- Task statement:
Copy out each line of the data that holds the word "arrow".

- Provided records:
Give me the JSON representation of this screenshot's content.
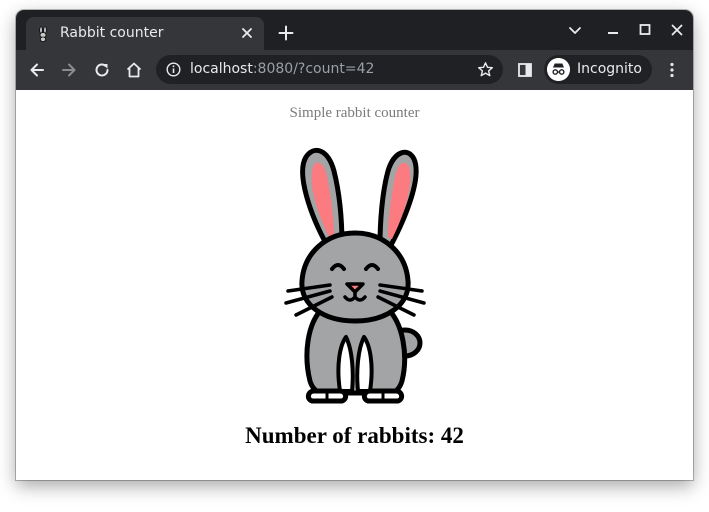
{
  "browser": {
    "tab_title": "Rabbit counter",
    "url_host": "localhost",
    "url_rest": ":8080/?count=42",
    "profile_label": "Incognito",
    "theme": {
      "frame": "#1f2023",
      "toolbar": "#35363a",
      "omnibox": "#202124",
      "text": "#e8eaed"
    }
  },
  "icons": {
    "tab_favicon": "rabbit-icon",
    "tab_close": "close-icon",
    "new_tab": "plus-icon",
    "tab_search": "chevron-down-icon",
    "minimize": "minimize-icon",
    "maximize": "maximize-icon",
    "close_window": "close-icon",
    "back": "arrow-left-icon",
    "forward": "arrow-right-icon",
    "reload": "reload-icon",
    "home": "home-icon",
    "site_info": "info-icon",
    "bookmark": "star-icon",
    "side_panel": "side-panel-icon",
    "incognito": "incognito-icon",
    "menu": "kebab-menu-icon"
  },
  "page": {
    "subtitle": "Simple rabbit counter",
    "counter_text": "Number of rabbits: 42",
    "image_icon": "rabbit-icon"
  },
  "colors": {
    "rabbit_body": "#a2a4a6",
    "rabbit_ear_inner": "#fc7b80",
    "rabbit_belly": "#ffffff",
    "outline": "#000000"
  }
}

- Completed task:
    "back": "arrow-left-icon",
    "forward": "arrow-right-icon",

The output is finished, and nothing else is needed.